The Reds perspective of this trade is perhaps the most confusing end of it.
They should be better. Their offseason consisted of quite the buying spree, similar to that of the Mets, and it’s kind of paid off. Puig had been good. Sonny Gray hasn’t let Great American Ballpark get to him like Yankee Stadium did. Luis Castillo, a longtime favorite of mine, is blossoming. Tanner Roark has pitched well.
And yet somehow, they’re six games below .500 and are seven games out of a wild card spot.
The way we treated the Mets and Reds offseason was to give them a path both ways. If the moves worked, great. If they didn’t, you could sell off some of the pieces for good assets back and rebuild. Neither team did that.
Instead, they doubled-down on the troubling moves from the offseason.
It’s probably a hard pill for the Reds to swallow that they’re not good. Their pythagorean record is the opposite of their current 49-55 record. But that doesn’t mean you try and fix it by putting yourself more in the hole.
The value given up isn’t as severe, but this move by Cincinnati reminds me greatly of Pittsburgh trading for Chris Archer at last year’s deadline. A team that is well-out of it believing their still in it trading for a top-end starter and giving up a lot to do so in a move that makes zero sense.
The Reds have to bank on getting hot this season or being able to reload and build a serious contender over the offseason that allows them to be a threat next year, because there’s no way they’re paying Bauer contract he’s going to demand in the 2020-21 offseason. Those are the only two ways they make this trade even close to worth it.
At the same time, it’s important to consider that they didn’t give up what the Indians got. Cincy essentially traded Taylor Trammell, Scott Moss and Puig for Bauer. While still not making much sense, the value swap is a bit better there. At the same time, Trammell is likely to be a stud, Puig is an above-average starter, and Moss could be a decent pitcher soon. That’s what you have to pay for one of the league’s best pitchers. The Reds paid it in full. It’d be fine if it made sense for them to do so.
San Diego got bailed out a bit by the Reds making such confusing moves, because I didn’t really understand their positioning here.
As I wrote above, I figure Trammell to be stud eventually. But Franmil Reyes, despite being a lower-average guy, is a power hitter with 27 home runs already this season and, despite being a negative defensively, gave the Padres a pretty good outfield combined with Hunter Renfroe and Manuel Margot.

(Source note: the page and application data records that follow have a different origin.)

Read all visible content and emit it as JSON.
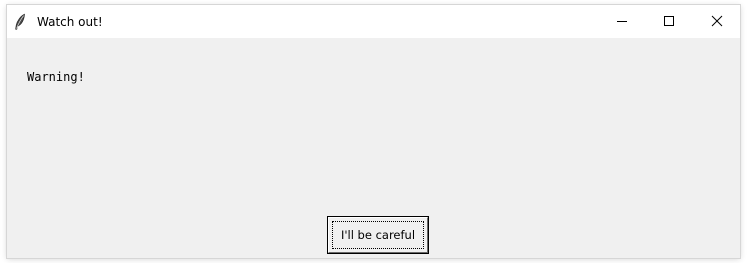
{
  "window": {
    "title": "Watch out!",
    "icon": "feather-icon",
    "controls": {
      "minimize": "minimize-icon",
      "maximize": "maximize-icon",
      "close": "close-icon"
    }
  },
  "dialog": {
    "message": "Warning!",
    "button_label": "I'll be careful"
  }
}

And yes, while Logan Allen was one of the Padres lower-rated prospects, and was stuck in the middle of a loaded crop of upcoming pitchers in the San Deigo system, he could have been worth keeping around to possibly flip for a veteran, experienced starter down the line. Plus, not all of the pitchers the Padres have will work out. Allen, with a lower projected celling, also makes him more a safer bet, which could be good insurance incase one of their up and coming prospects doesn’t develop as well as they thought he would.
Then again, Trammell-Margot-Renfroe is better than Reyes in Trammell’s spot. I guess you give up Allen to make that happen.

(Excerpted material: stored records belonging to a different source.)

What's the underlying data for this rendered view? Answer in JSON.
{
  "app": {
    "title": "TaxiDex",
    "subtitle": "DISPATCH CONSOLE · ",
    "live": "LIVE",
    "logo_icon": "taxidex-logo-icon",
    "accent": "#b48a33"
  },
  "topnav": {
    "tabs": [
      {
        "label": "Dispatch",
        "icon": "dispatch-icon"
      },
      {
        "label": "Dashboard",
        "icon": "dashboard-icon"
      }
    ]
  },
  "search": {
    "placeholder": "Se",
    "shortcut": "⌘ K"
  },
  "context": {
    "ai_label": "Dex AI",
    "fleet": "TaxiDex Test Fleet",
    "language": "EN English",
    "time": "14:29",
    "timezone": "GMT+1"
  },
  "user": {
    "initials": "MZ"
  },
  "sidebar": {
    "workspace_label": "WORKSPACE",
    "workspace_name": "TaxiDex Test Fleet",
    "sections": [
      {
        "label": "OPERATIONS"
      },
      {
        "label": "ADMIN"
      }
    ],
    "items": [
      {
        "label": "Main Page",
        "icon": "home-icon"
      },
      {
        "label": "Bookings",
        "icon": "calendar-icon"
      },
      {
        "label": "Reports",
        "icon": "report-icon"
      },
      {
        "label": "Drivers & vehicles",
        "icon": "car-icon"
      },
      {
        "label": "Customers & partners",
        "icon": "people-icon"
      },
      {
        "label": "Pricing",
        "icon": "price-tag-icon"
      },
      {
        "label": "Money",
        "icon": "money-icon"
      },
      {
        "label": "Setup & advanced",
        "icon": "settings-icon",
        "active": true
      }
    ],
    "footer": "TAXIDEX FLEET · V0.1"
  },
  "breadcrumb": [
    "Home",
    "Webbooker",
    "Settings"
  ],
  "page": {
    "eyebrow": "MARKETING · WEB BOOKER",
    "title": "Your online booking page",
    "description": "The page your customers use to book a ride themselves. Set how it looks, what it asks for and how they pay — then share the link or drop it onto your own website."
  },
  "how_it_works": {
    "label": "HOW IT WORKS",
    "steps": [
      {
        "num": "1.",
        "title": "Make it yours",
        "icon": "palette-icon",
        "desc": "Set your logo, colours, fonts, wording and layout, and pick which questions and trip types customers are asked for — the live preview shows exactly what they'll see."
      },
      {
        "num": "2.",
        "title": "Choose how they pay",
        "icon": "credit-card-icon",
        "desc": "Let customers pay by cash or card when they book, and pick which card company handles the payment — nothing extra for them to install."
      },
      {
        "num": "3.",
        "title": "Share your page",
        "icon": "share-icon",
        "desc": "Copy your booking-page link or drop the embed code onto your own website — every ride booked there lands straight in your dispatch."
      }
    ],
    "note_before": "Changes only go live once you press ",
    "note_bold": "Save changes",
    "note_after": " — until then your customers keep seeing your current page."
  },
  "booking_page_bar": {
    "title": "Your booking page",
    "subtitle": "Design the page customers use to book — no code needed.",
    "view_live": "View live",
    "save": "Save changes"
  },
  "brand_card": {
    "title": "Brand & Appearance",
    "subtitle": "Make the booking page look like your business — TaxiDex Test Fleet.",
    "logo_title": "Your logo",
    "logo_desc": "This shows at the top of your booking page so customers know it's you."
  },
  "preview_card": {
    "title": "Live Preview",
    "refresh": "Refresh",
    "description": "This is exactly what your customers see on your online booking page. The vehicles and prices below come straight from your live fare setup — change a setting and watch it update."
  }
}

There’s been rumors about Trammell staying put, along with rumors that Bauer may be getting flipped in Cincinnati. Flipping Bauer would be smart, but I’d be surprised if that’s the Reds’ intention. The Padres have been connected to the Noah Syndergaard talks, but reports last night indicate that him being moved is unlikely. Some saw Trammell as extra ammo for the Padres to make a potential trade for Thor.

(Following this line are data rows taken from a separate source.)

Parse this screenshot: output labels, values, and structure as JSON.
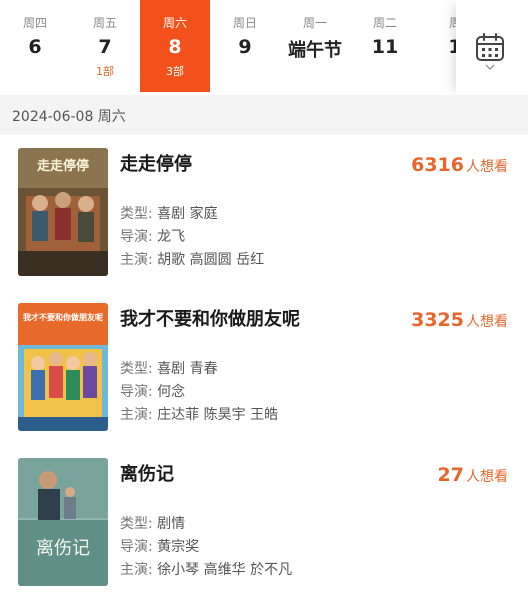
{
  "calendar": {
    "days": [
      {
        "weekday": "周四",
        "day": "6",
        "count": ""
      },
      {
        "weekday": "周五",
        "day": "7",
        "count": "1部"
      },
      {
        "weekday": "周六",
        "day": "8",
        "count": "3部"
      },
      {
        "weekday": "周日",
        "day": "9",
        "count": ""
      },
      {
        "weekday": "周一",
        "day": "端午节",
        "count": ""
      },
      {
        "weekday": "周二",
        "day": "11",
        "count": ""
      },
      {
        "weekday": "周",
        "day": "1",
        "count": ""
      }
    ],
    "selected_index": 2,
    "calendar_icon": "calendar-icon"
  },
  "date_header": "2024-06-08 周六",
  "labels": {
    "genre": "类型:",
    "director": "导演:",
    "cast": "主演:",
    "want_unit": "人想看"
  },
  "movies": [
    {
      "title": "走走停停",
      "want_count": "6316",
      "genre": "喜剧 家庭",
      "director": "龙飞",
      "cast": "胡歌 高圆圆 岳红",
      "poster_text": "走走停停"
    },
    {
      "title": "我才不要和你做朋友呢",
      "want_count": "3325",
      "genre": "喜剧 青春",
      "director": "何念",
      "cast": "庄达菲 陈昊宇 王皓",
      "poster_text": "我才不要和你做朋友呢"
    },
    {
      "title": "离伤记",
      "want_count": "27",
      "genre": "剧情",
      "director": "黄宗奖",
      "cast": "徐小琴 高维华 於不凡",
      "poster_text": "离伤记"
    }
  ],
  "colors": {
    "accent": "#f2511b",
    "want_text": "#e8662c",
    "header_bg": "#f4f4f4"
  }
}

If Syndergaard were to go to the Padres, it’d be San Diego making some maybe-too-early assumptions about some of their guys. I’d wait, see what you have, and let next year’s deadline or next winner be the time to cash some of the chips in. At the same time, while it may not pay off this year as San Diego is a little far out in the playoff race, a top three of Syndergaard, Chris Paddack and Mackenzie Gore is among baseball’s best already.